Indeed the fragmentary, incomprehensive and reticent nature of Kiaer’s visual language forms the meat and potatoes of his practice. This is part of the work’s sickness, but it is also what gives it life. It is pervaded by an ever-present promise of something withheld, of something mysterious, vast and wonderful yet now obscured and forgotten.1
Alison Jacques Gallery is pleased to present ‘Endnote, ping’, the first solo show of new work by British artist Ian Kiaer since his solo exhibition ‘Endnote, tooth’ at Musée d’Art Moderne de la Ville de Paris (2017–18). For two decades, Kiaer has worked with found materials to produce paintings, sculptures and installations that rest between chance and intentionality.
The title of the show refers to Samuel Beckett’s short story ‘Ping’ (1966), which alludes to an embodied space where repeated words defy a linear reading in favour of something more spatial, material and rhythmic.
Kiaer’s new series of multi-layered paintings comprise of Plexiglas from discarded bus shelters laid over delicate watercolours. The new mark making coexists with marks and traces already on the plexi, allowing images and text to emerge and encapsulate time.
The works in the exhibition are the product of three avenues of enquiry: Samuel Beckett; philosopher Michael Marder’s thinking on plants, and Californian 1970s architecture in particular the experimental and temporary structures of Peter de Bretteville. Emphasising qualities of lightness, impermanence and transparency, Kiaer’s new work continues to build on earlier projects inspired by utopian architectural thought and lifts fragments into different relations and allows us to see their new propositions.
Ian Kiaer (b. 1971, London) lives and works in London and Oxford. Museum solo exhibitions include ‘Endnote, tooth’, curated by Fabrice Hergott and Odile Burluraux, Musée d’Art Moderne de la Ville de Paris, Paris (2017–2018); ‘Endnote, Ledoux’, curated by Jacob Proctor, Neubauer Collegium, Chicago (2016); ‘Limp Oak’, curated by Chris Sharp, Lulu, Mexico City (2015); ‘Tooth House’, curated by Lisa Le Feuvre, Henry Moore Institute, Leeds (2014); Centre International de l’art et du Paysage, Vassivière, curated by Marianne Lanavère (2013); Kunstverein Munich, curated by Bart van der Heide (2010) and GAM, Turin, curated by Elena Volpato (2009). In 2018, Ian Kiaer was awarded the prestigious Philip Leverhulme Prize to develop a body of research and artwork centred on the brutalist panoramic restaurant of Monsanto in Lisbon. Kiaer will have a solo exhibition at Kunsthalle Lingen, Germany, 21 September–15 December 2019.
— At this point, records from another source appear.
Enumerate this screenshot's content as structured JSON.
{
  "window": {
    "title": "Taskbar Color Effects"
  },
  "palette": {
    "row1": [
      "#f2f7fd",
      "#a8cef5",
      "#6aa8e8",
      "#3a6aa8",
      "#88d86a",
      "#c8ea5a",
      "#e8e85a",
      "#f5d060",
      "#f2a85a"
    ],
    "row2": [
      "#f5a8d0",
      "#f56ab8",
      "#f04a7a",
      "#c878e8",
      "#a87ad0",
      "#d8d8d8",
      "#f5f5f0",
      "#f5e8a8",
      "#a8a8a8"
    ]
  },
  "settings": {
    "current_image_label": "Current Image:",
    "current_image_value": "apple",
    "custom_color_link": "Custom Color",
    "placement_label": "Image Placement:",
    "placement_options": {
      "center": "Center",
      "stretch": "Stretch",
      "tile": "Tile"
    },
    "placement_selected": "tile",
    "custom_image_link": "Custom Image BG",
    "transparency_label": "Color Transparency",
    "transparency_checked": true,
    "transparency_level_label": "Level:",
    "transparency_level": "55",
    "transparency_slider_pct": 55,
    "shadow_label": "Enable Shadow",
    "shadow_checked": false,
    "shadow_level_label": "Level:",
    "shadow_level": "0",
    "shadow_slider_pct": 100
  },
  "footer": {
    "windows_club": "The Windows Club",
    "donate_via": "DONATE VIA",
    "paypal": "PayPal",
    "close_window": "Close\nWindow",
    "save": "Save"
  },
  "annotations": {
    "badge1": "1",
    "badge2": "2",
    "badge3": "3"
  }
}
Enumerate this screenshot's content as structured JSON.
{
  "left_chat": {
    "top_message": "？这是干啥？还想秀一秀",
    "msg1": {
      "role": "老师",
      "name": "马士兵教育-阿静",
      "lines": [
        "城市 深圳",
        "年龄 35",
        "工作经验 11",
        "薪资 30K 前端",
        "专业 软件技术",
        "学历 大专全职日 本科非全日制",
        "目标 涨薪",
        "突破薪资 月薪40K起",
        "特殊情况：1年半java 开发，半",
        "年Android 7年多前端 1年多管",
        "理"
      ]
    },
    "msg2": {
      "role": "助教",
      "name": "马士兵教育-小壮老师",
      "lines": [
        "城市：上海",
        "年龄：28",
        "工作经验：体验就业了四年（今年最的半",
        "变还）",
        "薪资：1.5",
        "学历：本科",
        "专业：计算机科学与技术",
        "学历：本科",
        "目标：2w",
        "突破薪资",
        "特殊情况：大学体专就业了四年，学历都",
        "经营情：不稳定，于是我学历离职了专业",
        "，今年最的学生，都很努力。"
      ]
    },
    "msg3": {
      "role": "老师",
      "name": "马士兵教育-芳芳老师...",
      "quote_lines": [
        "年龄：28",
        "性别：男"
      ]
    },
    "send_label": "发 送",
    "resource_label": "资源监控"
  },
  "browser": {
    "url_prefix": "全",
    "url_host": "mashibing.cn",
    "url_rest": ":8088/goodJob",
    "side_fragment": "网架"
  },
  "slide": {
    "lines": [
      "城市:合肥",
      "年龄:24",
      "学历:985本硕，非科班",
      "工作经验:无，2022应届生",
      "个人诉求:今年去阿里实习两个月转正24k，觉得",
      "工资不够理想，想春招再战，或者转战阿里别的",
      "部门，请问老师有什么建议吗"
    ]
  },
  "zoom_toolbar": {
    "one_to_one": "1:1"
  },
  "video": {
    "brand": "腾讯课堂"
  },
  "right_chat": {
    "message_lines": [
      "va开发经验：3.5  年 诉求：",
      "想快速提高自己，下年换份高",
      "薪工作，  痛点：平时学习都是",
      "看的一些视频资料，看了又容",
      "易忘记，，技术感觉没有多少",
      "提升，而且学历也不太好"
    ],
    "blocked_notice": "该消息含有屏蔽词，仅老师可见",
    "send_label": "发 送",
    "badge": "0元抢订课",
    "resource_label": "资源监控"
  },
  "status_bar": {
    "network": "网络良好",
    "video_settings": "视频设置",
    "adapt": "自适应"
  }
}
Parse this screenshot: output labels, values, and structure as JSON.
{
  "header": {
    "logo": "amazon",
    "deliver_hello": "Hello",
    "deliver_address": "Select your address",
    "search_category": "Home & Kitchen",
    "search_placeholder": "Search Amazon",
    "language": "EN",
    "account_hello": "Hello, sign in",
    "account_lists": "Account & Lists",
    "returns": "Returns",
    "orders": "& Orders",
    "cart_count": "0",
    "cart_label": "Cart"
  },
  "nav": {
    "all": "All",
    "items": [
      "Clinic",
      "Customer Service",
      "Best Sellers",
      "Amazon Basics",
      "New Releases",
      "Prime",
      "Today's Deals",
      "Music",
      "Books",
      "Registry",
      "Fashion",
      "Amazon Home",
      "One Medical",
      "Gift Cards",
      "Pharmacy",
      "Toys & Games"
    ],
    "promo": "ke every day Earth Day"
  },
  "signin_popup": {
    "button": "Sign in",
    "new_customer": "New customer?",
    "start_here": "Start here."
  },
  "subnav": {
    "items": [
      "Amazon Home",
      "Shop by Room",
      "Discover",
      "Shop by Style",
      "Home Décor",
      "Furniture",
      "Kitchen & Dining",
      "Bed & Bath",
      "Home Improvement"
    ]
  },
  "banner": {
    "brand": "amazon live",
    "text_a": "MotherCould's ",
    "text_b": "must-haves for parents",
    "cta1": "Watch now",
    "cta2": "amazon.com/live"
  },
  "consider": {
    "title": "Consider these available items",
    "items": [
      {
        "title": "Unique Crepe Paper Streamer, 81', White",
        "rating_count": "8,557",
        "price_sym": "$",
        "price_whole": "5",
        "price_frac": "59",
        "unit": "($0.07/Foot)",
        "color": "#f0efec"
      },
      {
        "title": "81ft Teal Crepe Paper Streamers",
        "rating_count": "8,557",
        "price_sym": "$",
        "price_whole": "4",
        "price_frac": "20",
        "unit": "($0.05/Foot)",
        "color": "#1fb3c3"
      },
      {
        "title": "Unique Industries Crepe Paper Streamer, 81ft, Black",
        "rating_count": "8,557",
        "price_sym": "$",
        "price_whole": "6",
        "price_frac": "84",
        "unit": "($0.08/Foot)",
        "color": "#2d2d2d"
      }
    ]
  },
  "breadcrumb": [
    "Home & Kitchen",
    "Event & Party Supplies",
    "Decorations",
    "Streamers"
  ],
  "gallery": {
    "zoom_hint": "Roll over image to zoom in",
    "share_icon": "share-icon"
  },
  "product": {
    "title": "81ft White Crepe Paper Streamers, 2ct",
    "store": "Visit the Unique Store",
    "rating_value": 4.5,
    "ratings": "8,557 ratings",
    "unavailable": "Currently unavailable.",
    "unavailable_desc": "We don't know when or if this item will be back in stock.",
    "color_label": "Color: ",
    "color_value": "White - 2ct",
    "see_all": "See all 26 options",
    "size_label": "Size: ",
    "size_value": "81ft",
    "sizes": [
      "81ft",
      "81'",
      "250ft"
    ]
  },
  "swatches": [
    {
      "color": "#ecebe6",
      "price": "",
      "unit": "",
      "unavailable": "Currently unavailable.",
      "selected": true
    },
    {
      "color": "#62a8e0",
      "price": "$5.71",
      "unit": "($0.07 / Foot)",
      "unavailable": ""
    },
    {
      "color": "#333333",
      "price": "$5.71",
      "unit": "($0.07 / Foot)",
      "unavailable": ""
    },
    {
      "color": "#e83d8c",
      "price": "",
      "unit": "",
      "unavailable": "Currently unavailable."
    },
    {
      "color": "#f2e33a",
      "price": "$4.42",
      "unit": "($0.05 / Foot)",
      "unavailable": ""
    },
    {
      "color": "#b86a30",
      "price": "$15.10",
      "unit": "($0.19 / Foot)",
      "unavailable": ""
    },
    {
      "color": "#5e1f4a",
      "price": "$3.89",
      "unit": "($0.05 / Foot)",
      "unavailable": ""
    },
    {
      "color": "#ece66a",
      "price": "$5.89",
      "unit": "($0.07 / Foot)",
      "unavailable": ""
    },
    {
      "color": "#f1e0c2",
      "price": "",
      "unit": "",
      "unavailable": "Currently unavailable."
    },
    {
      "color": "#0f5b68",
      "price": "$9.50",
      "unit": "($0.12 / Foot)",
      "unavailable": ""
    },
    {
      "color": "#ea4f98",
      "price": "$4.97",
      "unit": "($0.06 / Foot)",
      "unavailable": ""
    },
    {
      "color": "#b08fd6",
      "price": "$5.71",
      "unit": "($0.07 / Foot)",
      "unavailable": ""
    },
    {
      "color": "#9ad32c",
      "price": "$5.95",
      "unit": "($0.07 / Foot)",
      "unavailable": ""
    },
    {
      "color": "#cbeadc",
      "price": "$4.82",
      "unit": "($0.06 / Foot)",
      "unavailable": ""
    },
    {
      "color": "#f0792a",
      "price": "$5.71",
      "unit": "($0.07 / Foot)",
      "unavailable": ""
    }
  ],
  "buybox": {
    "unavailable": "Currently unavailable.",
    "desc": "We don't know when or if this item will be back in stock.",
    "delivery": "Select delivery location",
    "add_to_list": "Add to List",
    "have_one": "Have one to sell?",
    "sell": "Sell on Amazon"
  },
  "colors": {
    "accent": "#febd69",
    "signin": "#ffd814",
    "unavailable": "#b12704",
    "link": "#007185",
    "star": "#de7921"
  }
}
Kiaer’s work has been acquired by major museums including: Centre Georges Pompidou, Paris; Galleria Civica d’Arte Moderna e Contemporanea, Turin; Hammer Museum, Los Angeles; Museum fur Moderne Kunst, Frankfurt; Musée d’Art Moderne de la Ville de Paris, Paris; Pinakothek der Moderne, Munich; and Tate, London.
- Jonathan Griffin, ‘From Room to Room’, frieze, 1 June 2010